BEGIN Task material

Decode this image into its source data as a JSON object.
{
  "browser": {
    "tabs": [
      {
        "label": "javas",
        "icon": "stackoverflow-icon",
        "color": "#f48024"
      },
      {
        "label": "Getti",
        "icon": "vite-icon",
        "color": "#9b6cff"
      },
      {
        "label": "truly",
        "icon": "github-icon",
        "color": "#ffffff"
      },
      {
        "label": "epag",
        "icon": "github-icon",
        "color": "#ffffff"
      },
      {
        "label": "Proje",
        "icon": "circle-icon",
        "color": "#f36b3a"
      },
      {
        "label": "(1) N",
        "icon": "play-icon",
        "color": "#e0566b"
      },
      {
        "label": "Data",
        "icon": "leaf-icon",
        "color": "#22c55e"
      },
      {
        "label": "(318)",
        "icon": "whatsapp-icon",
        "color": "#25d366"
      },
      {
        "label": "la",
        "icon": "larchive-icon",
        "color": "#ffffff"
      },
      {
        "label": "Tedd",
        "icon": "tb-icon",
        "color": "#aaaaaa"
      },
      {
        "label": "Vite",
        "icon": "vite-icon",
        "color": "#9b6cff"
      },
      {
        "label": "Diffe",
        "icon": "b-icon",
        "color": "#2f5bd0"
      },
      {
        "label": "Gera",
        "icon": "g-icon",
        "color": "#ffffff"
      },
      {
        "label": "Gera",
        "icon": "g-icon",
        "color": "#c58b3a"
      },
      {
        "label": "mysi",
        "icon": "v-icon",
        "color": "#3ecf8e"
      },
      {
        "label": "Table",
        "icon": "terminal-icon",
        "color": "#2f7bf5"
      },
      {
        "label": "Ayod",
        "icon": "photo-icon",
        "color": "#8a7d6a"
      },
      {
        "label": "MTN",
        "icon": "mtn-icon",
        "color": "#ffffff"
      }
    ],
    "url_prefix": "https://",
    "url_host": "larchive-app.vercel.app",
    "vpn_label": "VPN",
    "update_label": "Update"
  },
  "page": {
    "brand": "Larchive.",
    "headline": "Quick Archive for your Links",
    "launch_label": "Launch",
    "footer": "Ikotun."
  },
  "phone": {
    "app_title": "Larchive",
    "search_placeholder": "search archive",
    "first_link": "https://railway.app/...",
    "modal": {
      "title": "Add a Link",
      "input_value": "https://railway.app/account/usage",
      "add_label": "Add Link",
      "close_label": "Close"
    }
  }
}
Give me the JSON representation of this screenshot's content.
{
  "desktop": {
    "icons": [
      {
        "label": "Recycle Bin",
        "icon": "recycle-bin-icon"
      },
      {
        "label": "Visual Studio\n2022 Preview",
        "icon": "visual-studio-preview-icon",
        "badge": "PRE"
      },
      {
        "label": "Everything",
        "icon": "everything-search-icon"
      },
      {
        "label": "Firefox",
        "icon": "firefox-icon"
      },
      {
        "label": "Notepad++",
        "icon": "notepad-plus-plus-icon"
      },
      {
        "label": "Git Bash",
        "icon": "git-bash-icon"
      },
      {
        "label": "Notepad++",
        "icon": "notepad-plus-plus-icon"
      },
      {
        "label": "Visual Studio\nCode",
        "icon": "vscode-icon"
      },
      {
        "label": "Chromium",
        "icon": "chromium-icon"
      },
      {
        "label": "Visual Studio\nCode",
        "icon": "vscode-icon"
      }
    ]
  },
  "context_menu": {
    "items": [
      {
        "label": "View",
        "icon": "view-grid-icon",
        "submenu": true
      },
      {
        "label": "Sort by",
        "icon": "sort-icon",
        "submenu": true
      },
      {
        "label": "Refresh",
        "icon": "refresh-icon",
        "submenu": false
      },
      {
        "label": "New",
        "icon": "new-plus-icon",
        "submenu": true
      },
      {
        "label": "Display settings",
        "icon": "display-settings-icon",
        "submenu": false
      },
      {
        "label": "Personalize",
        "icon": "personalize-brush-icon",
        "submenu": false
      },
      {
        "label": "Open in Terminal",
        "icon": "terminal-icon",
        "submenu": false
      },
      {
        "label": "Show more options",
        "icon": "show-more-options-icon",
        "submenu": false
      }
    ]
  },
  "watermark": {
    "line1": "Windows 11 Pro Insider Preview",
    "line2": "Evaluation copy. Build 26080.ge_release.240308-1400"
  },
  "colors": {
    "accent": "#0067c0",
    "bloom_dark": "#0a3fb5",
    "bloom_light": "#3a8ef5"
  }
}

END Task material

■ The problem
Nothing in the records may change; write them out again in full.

■ Answer section
Decode this image into its source data as a JSON object.
{
  "browser": {
    "tabs": [
      {
        "label": "javas",
        "icon": "stackoverflow-icon",
        "color": "#f48024"
      },
      {
        "label": "Getti",
        "icon": "vite-icon",
        "color": "#9b6cff"
      },
      {
        "label": "truly",
        "icon": "github-icon",
        "color": "#ffffff"
      },
      {
        "label": "epag",
        "icon": "github-icon",
        "color": "#ffffff"
      },
      {
        "label": "Proje",
        "icon": "circle-icon",
        "color": "#f36b3a"
      },
      {
        "label": "(1) N",
        "icon": "play-icon",
        "color": "#e0566b"
      },
      {
        "label": "Data",
        "icon": "leaf-icon",
        "color": "#22c55e"
      },
      {
        "label": "(318)",
        "icon": "whatsapp-icon",
        "color": "#25d366"
      },
      {
        "label": "la",
        "icon": "larchive-icon",
        "color": "#ffffff"
      },
      {
        "label": "Tedd",
        "icon": "tb-icon",
        "color": "#aaaaaa"
      },
      {
        "label": "Vite",
        "icon": "vite-icon",
        "color": "#9b6cff"
      },
      {
        "label": "Diffe",
        "icon": "b-icon",
        "color": "#2f5bd0"
      },
      {
        "label": "Gera",
        "icon": "g-icon",
        "color": "#ffffff"
      },
      {
        "label": "Gera",
        "icon": "g-icon",
        "color": "#c58b3a"
      },
      {
        "label": "mysi",
        "icon": "v-icon",
        "color": "#3ecf8e"
      },
      {
        "label": "Table",
        "icon": "terminal-icon",
        "color": "#2f7bf5"
      },
      {
        "label": "Ayod",
        "icon": "photo-icon",
        "color": "#8a7d6a"
      },
      {
        "label": "MTN",
        "icon": "mtn-icon",
        "color": "#ffffff"
      }
    ],
    "url_prefix": "https://",
    "url_host": "larchive-app.vercel.app",
    "vpn_label": "VPN",
    "update_label": "Update"
  },
  "page": {
    "brand": "Larchive.",
    "headline": "Quick Archive for your Links",
    "launch_label": "Launch",
    "footer": "Ikotun."
  },
  "phone": {
    "app_title": "Larchive",
    "search_placeholder": "search archive",
    "first_link": "https://railway.app/...",
    "modal": {
      "title": "Add a Link",
      "input_value": "https://railway.app/account/usage",
      "add_label": "Add Link",
      "close_label": "Close"
    }
  }
}
Give me the JSON representation of this screenshot's content.
{
  "desktop": {
    "icons": [
      {
        "label": "Recycle Bin",
        "icon": "recycle-bin-icon"
      },
      {
        "label": "Visual Studio\n2022 Preview",
        "icon": "visual-studio-preview-icon",
        "badge": "PRE"
      },
      {
        "label": "Everything",
        "icon": "everything-search-icon"
      },
      {
        "label": "Firefox",
        "icon": "firefox-icon"
      },
      {
        "label": "Notepad++",
        "icon": "notepad-plus-plus-icon"
      },
      {
        "label": "Git Bash",
        "icon": "git-bash-icon"
      },
      {
        "label": "Notepad++",
        "icon": "notepad-plus-plus-icon"
      },
      {
        "label": "Visual Studio\nCode",
        "icon": "vscode-icon"
      },
      {
        "label": "Chromium",
        "icon": "chromium-icon"
      },
      {
        "label": "Visual Studio\nCode",
        "icon": "vscode-icon"
      }
    ]
  },
  "context_menu": {
    "items": [
      {
        "label": "View",
        "icon": "view-grid-icon",
        "submenu": true
      },
      {
        "label": "Sort by",
        "icon": "sort-icon",
        "submenu": true
      },
      {
        "label": "Refresh",
        "icon": "refresh-icon",
        "submenu": false
      },
      {
        "label": "New",
        "icon": "new-plus-icon",
        "submenu": true
      },
      {
        "label": "Display settings",
        "icon": "display-settings-icon",
        "submenu": false
      },
      {
        "label": "Personalize",
        "icon": "personalize-brush-icon",
        "submenu": false
      },
      {
        "label": "Open in Terminal",
        "icon": "terminal-icon",
        "submenu": false
      },
      {
        "label": "Show more options",
        "icon": "show-more-options-icon",
        "submenu": false
      }
    ]
  },
  "watermark": {
    "line1": "Windows 11 Pro Insider Preview",
    "line2": "Evaluation copy. Build 26080.ge_release.240308-1400"
  },
  "colors": {
    "accent": "#0067c0",
    "bloom_dark": "#0a3fb5",
    "bloom_light": "#3a8ef5"
  }
}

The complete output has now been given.